The Big 12 TV contracts are up for renegotiation in 2025, and the SEC just signed a new deal with ESPN that goes into effect in 2024 and lasts for ten years. Any move by Texas and OU to the SEC would necessitate a renegotiation of that contract and likely a substantially larger payout. That’s how the two schools convince their detractors in the SEC to bring them in. More money to every school as part of a record TV deal.

The Big 12 contract is, allegedly, not favorable to UT and OU up and leaving before it expires, but no one in Oklahoma is likely to out-lawyer OU, and no one in Texas is going to out-lawyer the Longhorns. If they really want to fight about this, it may get expensive, but the schools could eventually find a way to win. The other question is, if UT and OU leave the Big 12, will there even be a Big 12 left to sue them?

With enough time, money and effort, the issues of legal fees or television contracts can be fixed. The biggest problem is politics.

Texas state legislators from the potentially discarded Big 12 schools like TCU, Texas Tech, and Baylor will look for a legislative “fix” for this problem. Perhaps they can draft some kind of language that says the Texas Legislature should have approval on any state-funded school that wants to change conferences. Still the governor of Texas is a Longhorn, and I’d bet dollars to donuts that he’s not going to get in the way of his alma mater moving to college football’s premier conference. That leaves what happens in Oklahoma.

The last time we went through this realignment discussion a few years ago, there was talk that a gentlemen’s agreement existed amongst the Oklahoma legislature that would never let the state’s two big schools be broken apart.

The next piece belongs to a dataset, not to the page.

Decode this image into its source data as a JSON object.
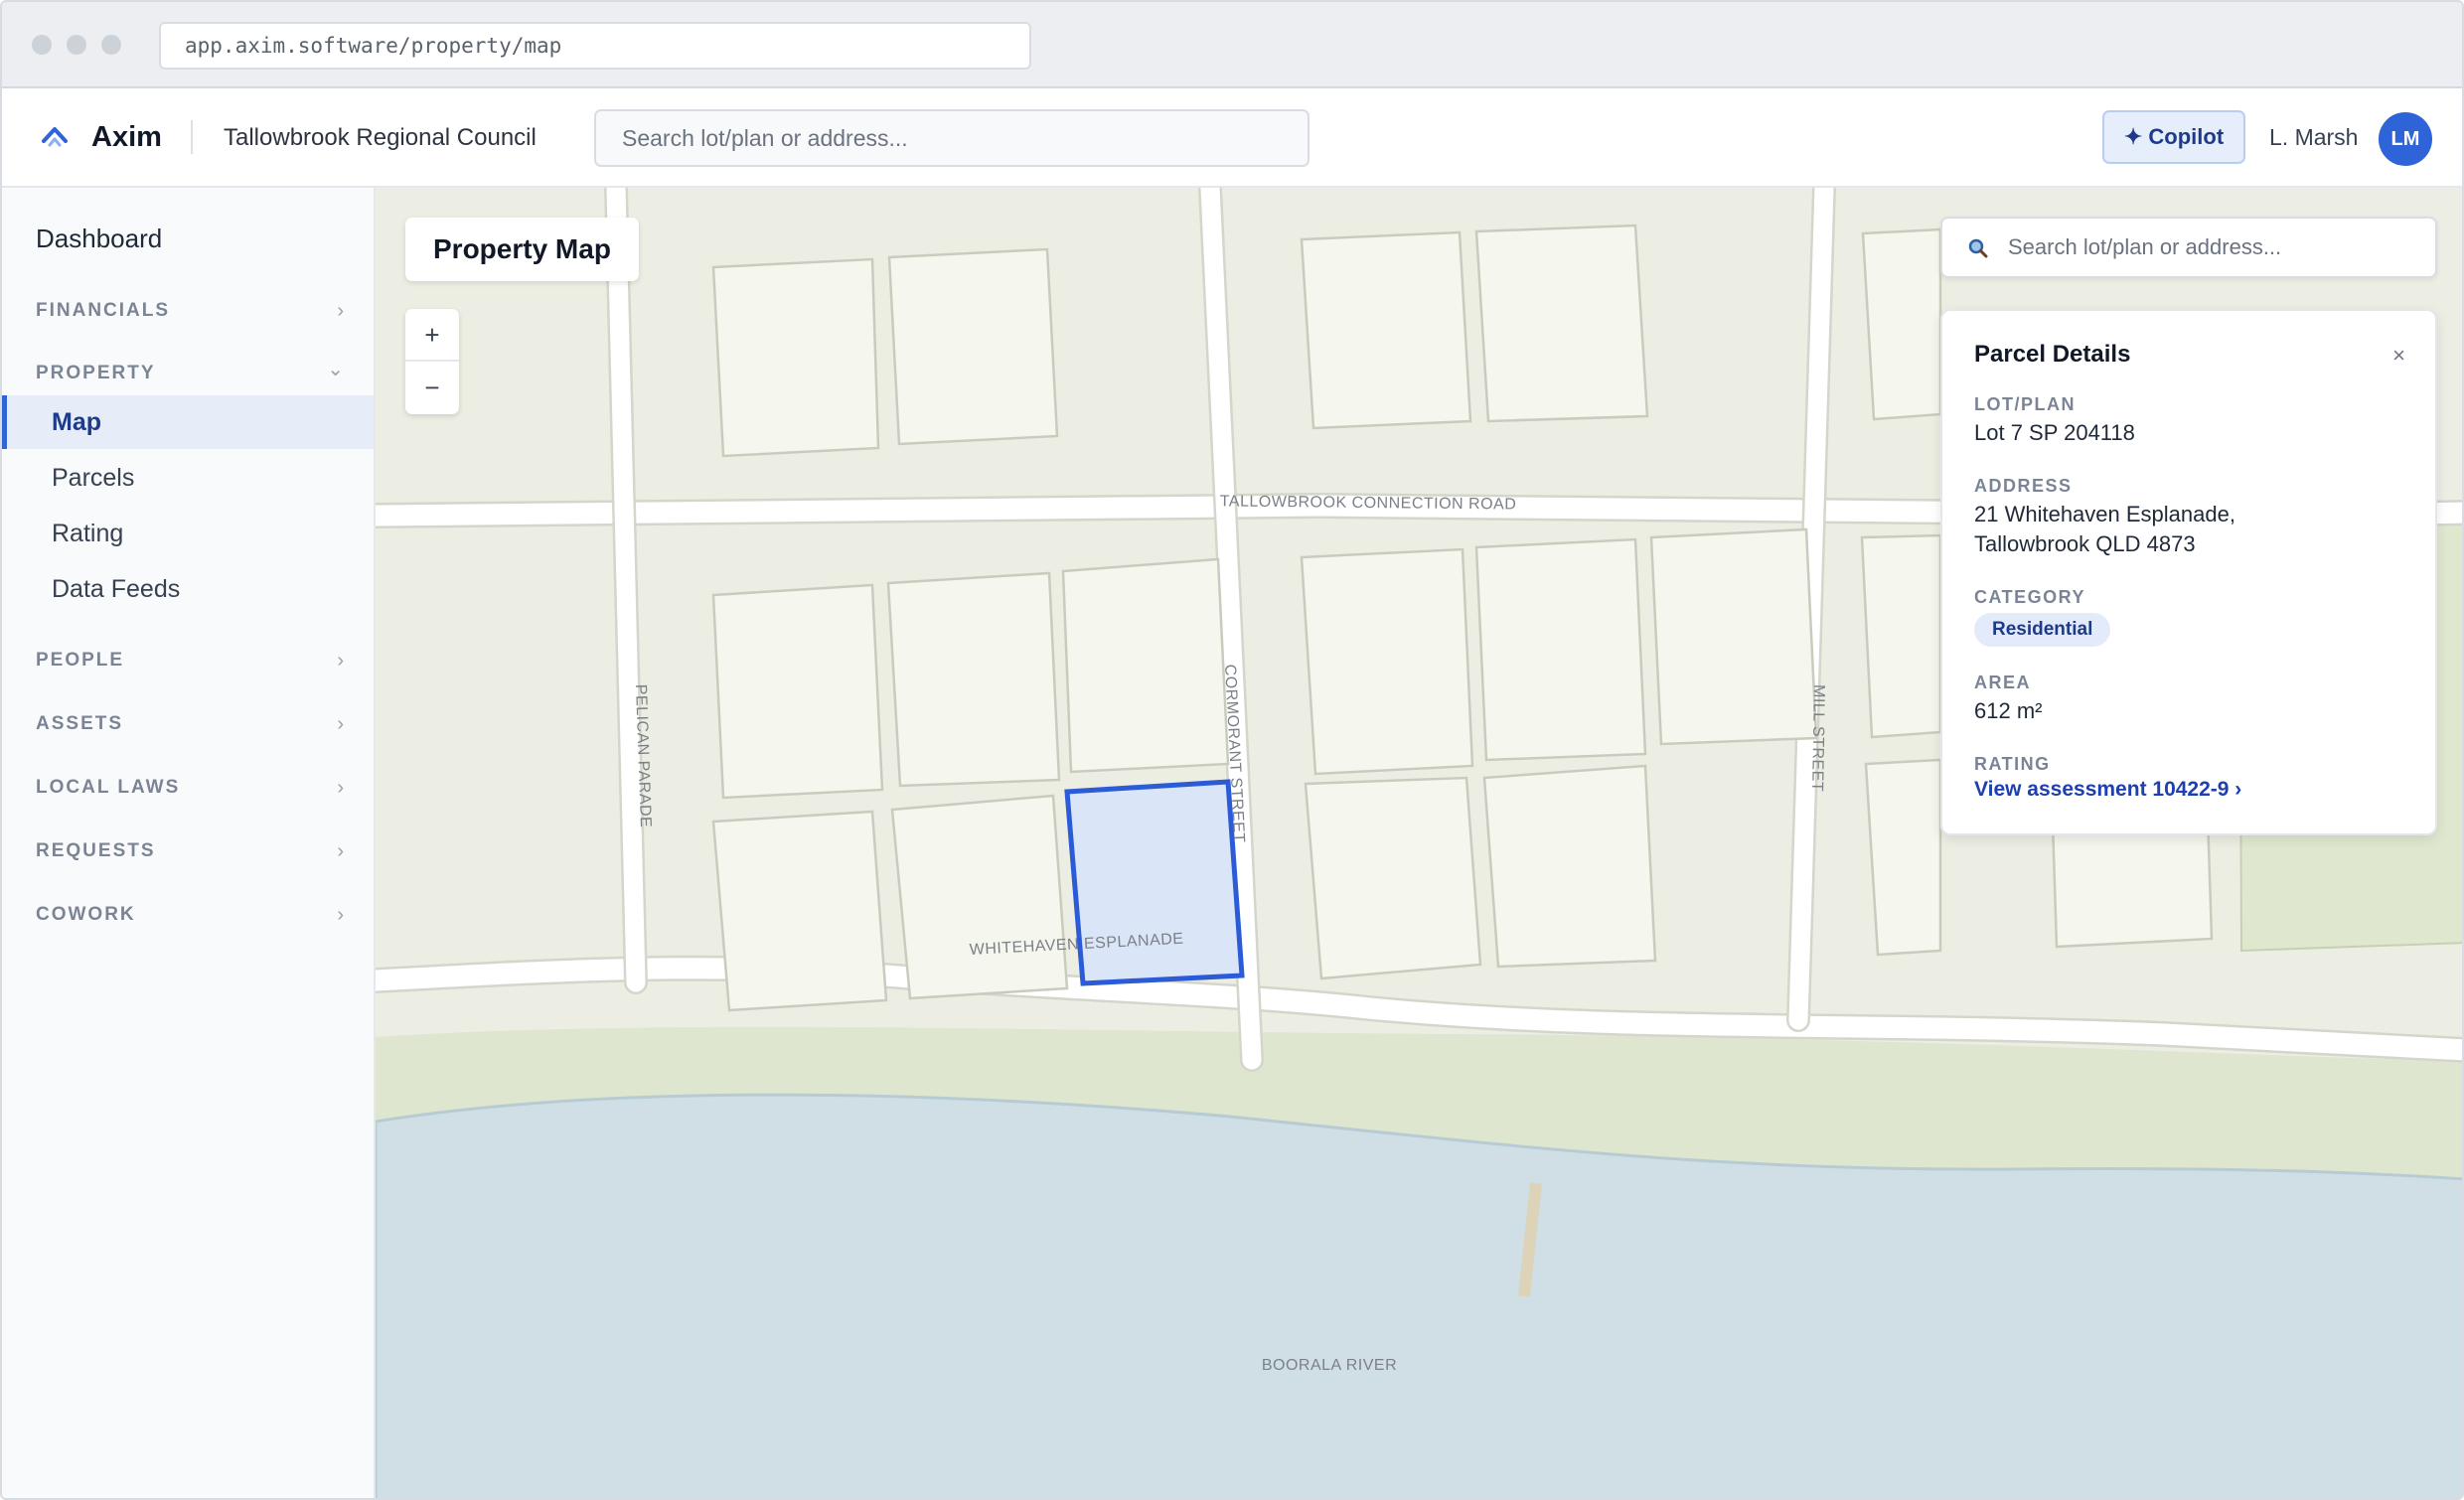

OSU’s response to the news this week was as harsh and vitriolic as a you’d expect from a jilted longtime lover.

We have heard unconfirmed reports that OU and UT approached Southeastern Conference officials about joining the SEC. We are gathering information and will monitor closely. If true, we would be gravely disappointed. While we place a premium on history, loyalty and trust, be assured, we will aggressively defend and advance what is best for Oklahoma State and our strong athletic program, which continues to excel in the Big 12 and nationally.

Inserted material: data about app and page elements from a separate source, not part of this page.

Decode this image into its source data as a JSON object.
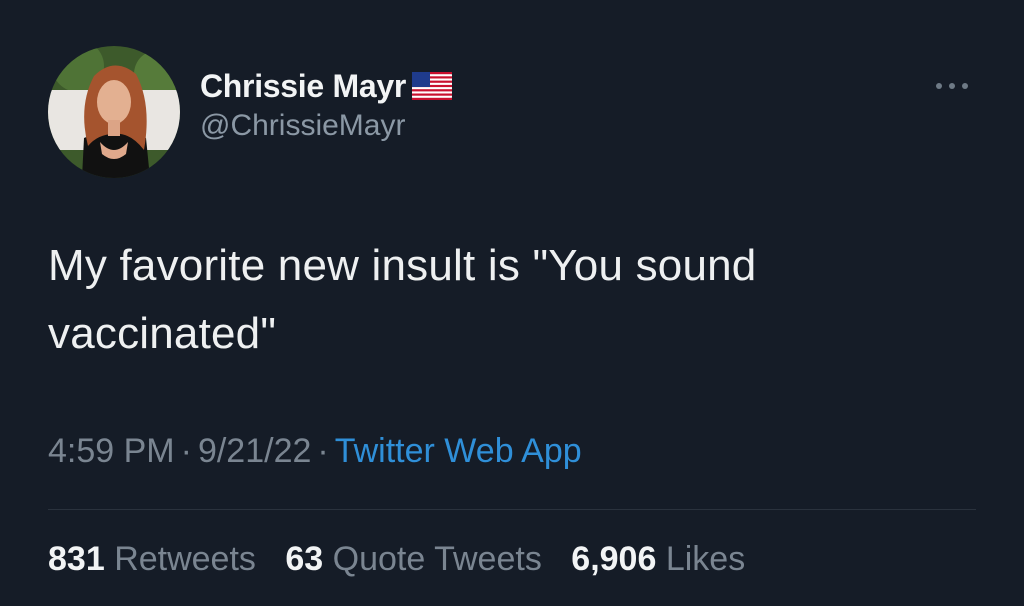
{
  "author": {
    "display_name": "Chrissie Mayr",
    "handle": "@ChrissieMayr",
    "badge_icon": "us-flag-icon"
  },
  "tweet": {
    "text": "My favorite new insult is \"You sound vaccinated\""
  },
  "meta": {
    "time": "4:59 PM",
    "date": "9/21/22",
    "separator": "·",
    "source": "Twitter Web App"
  },
  "stats": {
    "retweets": {
      "count": "831",
      "label": "Retweets"
    },
    "quote_tweets": {
      "count": "63",
      "label": "Quote Tweets"
    },
    "likes": {
      "count": "6,906",
      "label": "Likes"
    }
  },
  "icons": {
    "more": "more-options-icon"
  },
  "colors": {
    "background": "#151c27",
    "link": "#2f8fd8",
    "muted": "#7a8591"
  }
}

So Is This Happening?

Realignment is unavoidable at this point thanks to the new landscape we’re facing with NIL. The rich will only get richer, and smaller programs will find it makes more sense to cancel their failing football program and focus on their successful basketball or baseball programs instead.

Alabama, Clemson, USC, Oregon, Michigan, Ohio State, Texas, OU, LSU, Penn State, and the other big guns can sell a complete package to kids in football, basketball, and baseball that their school is a destination where not only can you get an education, and play for championships, but you can also make mad money while in college. They’ll hook up these kids with alums who run everything from car dealerships to tech startups to hedge funds in an effort to find the sponsorships that fit each kid and get them in the door. The big schools that understand how to succeed in this new era and have the tools to do so will thrive, those schools that do not will see their athletic programs be relegated to lesser leagues, or just wither and die altogether.

What we’re likely headed for is three or four “Super-Conferences” of at least 16 schools each. Once that happens, and once the college football playoff expands to at least 12 teams, there’s nothing from stopping the biggest conferences from getting together and telling the NCAA that they’re breaking away from their control altogether and forming the “College Athletics League,” or whatever their marketing departments determine is the most sponsor worthy name.

The NCAA has been nothing but a mall cop in college sports for years now. They’re boastful, flash their badge now and then, but have no real power to back up their demands.